About this task |
Every record below needs to be retyped exactly as it appears.

Given records |
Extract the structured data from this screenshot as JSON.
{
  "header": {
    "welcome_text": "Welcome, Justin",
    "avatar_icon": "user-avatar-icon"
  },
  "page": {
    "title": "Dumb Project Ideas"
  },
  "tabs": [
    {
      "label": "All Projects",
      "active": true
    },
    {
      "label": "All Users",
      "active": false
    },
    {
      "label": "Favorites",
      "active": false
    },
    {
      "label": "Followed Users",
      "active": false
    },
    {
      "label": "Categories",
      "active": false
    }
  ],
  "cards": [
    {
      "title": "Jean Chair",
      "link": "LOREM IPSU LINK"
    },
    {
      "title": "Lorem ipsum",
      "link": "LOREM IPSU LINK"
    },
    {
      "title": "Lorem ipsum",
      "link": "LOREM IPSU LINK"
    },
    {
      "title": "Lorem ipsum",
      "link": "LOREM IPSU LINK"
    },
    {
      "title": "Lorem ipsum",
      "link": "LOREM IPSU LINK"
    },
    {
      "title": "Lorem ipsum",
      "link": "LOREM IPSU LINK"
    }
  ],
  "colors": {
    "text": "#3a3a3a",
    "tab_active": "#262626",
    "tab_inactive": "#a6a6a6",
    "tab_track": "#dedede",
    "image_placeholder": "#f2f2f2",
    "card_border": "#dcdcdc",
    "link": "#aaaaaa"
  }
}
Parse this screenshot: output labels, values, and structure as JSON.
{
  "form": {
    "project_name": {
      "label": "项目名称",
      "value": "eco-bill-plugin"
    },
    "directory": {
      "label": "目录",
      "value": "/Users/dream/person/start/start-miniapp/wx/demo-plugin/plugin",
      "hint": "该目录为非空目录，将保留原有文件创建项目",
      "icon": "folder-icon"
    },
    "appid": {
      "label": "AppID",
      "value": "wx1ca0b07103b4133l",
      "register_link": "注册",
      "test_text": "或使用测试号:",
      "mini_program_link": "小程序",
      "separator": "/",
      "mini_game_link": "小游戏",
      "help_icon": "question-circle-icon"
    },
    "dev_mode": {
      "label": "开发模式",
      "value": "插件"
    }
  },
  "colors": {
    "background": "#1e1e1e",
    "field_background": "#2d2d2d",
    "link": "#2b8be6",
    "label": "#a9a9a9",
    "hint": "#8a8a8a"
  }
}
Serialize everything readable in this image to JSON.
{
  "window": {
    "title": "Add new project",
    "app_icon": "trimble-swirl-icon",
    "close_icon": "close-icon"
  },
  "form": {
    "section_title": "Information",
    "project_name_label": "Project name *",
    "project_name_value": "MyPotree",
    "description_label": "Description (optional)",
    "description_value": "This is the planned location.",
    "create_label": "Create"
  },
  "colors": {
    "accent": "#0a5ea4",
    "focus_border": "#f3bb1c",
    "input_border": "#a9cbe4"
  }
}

Answer section |
Extract the structured data from this screenshot as JSON.
{
  "header": {
    "welcome_text": "Welcome, Justin",
    "avatar_icon": "user-avatar-icon"
  },
  "page": {
    "title": "Dumb Project Ideas"
  },
  "tabs": [
    {
      "label": "All Projects",
      "active": true
    },
    {
      "label": "All Users",
      "active": false
    },
    {
      "label": "Favorites",
      "active": false
    },
    {
      "label": "Followed Users",
      "active": false
    },
    {
      "label": "Categories",
      "active": false
    }
  ],
  "cards": [
    {
      "title": "Jean Chair",
      "link": "LOREM IPSU LINK"
    },
    {
      "title": "Lorem ipsum",
      "link": "LOREM IPSU LINK"
    },
    {
      "title": "Lorem ipsum",
      "link": "LOREM IPSU LINK"
    },
    {
      "title": "Lorem ipsum",
      "link": "LOREM IPSU LINK"
    },
    {
      "title": "Lorem ipsum",
      "link": "LOREM IPSU LINK"
    },
    {
      "title": "Lorem ipsum",
      "link": "LOREM IPSU LINK"
    }
  ],
  "colors": {
    "text": "#3a3a3a",
    "tab_active": "#262626",
    "tab_inactive": "#a6a6a6",
    "tab_track": "#dedede",
    "image_placeholder": "#f2f2f2",
    "card_border": "#dcdcdc",
    "link": "#aaaaaa"
  }
}
Parse this screenshot: output labels, values, and structure as JSON.
{
  "form": {
    "project_name": {
      "label": "项目名称",
      "value": "eco-bill-plugin"
    },
    "directory": {
      "label": "目录",
      "value": "/Users/dream/person/start/start-miniapp/wx/demo-plugin/plugin",
      "hint": "该目录为非空目录，将保留原有文件创建项目",
      "icon": "folder-icon"
    },
    "appid": {
      "label": "AppID",
      "value": "wx1ca0b07103b4133l",
      "register_link": "注册",
      "test_text": "或使用测试号:",
      "mini_program_link": "小程序",
      "separator": "/",
      "mini_game_link": "小游戏",
      "help_icon": "question-circle-icon"
    },
    "dev_mode": {
      "label": "开发模式",
      "value": "插件"
    }
  },
  "colors": {
    "background": "#1e1e1e",
    "field_background": "#2d2d2d",
    "link": "#2b8be6",
    "label": "#a9a9a9",
    "hint": "#8a8a8a"
  }
}
Serialize everything readable in this image to JSON.
{
  "window": {
    "title": "Add new project",
    "app_icon": "trimble-swirl-icon",
    "close_icon": "close-icon"
  },
  "form": {
    "section_title": "Information",
    "project_name_label": "Project name *",
    "project_name_value": "MyPotree",
    "description_label": "Description (optional)",
    "description_value": "This is the planned location.",
    "create_label": "Create"
  },
  "colors": {
    "accent": "#0a5ea4",
    "focus_border": "#f3bb1c",
    "input_border": "#a9cbe4"
  }
}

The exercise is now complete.